Curt Mills ’13 and Melanie Levine ’13 won the election by 36 votes.
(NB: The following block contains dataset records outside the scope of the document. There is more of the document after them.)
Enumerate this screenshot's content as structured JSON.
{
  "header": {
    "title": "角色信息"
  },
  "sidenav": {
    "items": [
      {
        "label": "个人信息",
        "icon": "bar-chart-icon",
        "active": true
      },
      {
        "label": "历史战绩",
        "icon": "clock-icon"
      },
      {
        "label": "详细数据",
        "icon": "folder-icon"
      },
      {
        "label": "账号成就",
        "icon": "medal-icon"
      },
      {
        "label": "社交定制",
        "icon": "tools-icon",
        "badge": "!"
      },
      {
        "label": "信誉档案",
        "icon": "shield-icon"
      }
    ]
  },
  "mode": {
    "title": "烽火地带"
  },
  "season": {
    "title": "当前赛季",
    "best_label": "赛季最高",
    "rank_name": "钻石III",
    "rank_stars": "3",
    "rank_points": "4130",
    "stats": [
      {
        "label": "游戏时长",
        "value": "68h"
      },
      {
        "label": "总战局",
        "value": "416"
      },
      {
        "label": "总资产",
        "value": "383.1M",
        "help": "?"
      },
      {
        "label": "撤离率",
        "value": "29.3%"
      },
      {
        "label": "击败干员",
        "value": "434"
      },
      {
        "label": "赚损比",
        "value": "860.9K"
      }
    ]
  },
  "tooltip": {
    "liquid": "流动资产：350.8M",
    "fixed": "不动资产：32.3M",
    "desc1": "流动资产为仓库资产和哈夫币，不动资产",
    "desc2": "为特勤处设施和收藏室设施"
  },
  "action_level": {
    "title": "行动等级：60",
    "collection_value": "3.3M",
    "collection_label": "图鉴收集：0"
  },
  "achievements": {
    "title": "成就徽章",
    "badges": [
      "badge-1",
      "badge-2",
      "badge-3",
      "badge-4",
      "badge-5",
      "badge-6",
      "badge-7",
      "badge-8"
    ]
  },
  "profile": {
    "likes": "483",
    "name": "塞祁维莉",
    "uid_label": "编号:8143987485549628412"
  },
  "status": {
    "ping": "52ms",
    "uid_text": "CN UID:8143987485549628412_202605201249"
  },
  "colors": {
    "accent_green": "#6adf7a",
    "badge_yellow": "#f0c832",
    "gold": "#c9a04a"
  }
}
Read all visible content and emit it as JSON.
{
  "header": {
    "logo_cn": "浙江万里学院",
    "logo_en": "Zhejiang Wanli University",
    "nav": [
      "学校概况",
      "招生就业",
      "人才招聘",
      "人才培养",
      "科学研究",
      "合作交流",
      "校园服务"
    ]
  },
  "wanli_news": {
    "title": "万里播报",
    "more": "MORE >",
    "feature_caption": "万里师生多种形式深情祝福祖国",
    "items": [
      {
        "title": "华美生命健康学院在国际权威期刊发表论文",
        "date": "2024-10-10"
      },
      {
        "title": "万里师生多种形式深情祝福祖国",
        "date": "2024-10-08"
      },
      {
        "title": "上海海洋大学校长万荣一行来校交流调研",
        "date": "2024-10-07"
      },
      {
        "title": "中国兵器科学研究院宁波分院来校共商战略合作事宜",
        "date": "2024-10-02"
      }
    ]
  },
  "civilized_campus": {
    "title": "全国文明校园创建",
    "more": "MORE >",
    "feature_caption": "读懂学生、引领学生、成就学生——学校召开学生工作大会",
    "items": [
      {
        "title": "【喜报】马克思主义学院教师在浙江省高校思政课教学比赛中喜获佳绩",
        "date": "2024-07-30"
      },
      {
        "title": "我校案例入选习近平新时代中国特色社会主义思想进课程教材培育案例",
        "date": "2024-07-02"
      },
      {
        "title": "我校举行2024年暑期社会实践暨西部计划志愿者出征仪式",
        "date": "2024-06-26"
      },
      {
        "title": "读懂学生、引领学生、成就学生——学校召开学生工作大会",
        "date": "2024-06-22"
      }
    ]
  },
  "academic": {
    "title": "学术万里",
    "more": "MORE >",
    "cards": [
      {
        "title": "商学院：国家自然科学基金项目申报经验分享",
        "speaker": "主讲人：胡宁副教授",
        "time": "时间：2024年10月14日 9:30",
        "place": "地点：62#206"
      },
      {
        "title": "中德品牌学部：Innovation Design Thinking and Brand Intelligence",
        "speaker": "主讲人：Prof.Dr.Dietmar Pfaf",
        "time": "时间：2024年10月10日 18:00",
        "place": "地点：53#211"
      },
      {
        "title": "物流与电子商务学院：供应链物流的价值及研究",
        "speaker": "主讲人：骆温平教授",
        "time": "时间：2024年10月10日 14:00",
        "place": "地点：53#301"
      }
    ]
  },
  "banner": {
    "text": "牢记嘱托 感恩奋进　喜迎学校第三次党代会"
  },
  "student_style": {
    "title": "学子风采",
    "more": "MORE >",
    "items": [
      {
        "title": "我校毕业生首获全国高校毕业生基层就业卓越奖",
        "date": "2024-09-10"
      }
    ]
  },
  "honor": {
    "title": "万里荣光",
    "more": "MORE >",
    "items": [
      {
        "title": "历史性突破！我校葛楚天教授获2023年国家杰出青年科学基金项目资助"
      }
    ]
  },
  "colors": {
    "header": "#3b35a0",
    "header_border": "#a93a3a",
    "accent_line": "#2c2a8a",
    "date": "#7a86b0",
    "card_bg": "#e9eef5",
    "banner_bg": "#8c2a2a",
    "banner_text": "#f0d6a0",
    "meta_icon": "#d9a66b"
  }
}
The six-candidate election was unusual; in past years, only two to three candidates have ran for the positions of SA president and vice president.
“[The bill currently] proposes a ranking system where we rank each candidate if there are multiple candidates running,” Zhang said. “It will get the [SA] candidate to be elected by majority support.”
Zhang described other ideas various SA members, including Mills, have introduced, like the institution of a system to force candidates to make more of a commitment when running for SA President, such as a requirement of 100 signatures to be on the ballot.
As of now, Zhang is unsure which ideas will make it into the final bill and is working with other SA members to finalize the bill for next week’s senate meeting.
The SA also discussed the It All Starts with You T-shirt Act II, which would fund T-shirts for the Sexual Assault Awareness Week scheduled for next week.
“They are going to say ‘Tribe’ on the front and on the back, ‘It all starts with you,’” bill sponsor and Sen. Douglas Haynes Law ’13 said. “These will be distributed at the individual events and at the tabling outside Sadler.”
Senators debated the bill as new business but decided to table the bill for further discussion in committees when questions from multiple senators arose of whether the funds should be allocated from the Student Activities reserve or the off-campus account.
“[Last year’s bill] designated half of that amount from the off-campus account, which is the appropriate place to do these kinds of projects from,” Kim said. “I’m not sure if this is the best use of the money we’ve collected from students.”
Kim reminded senators who will not be serving in the next session to make sure the pending bills have sponsors in the next session. Two senate meetings remain in the current session, before transition, scheduled for April.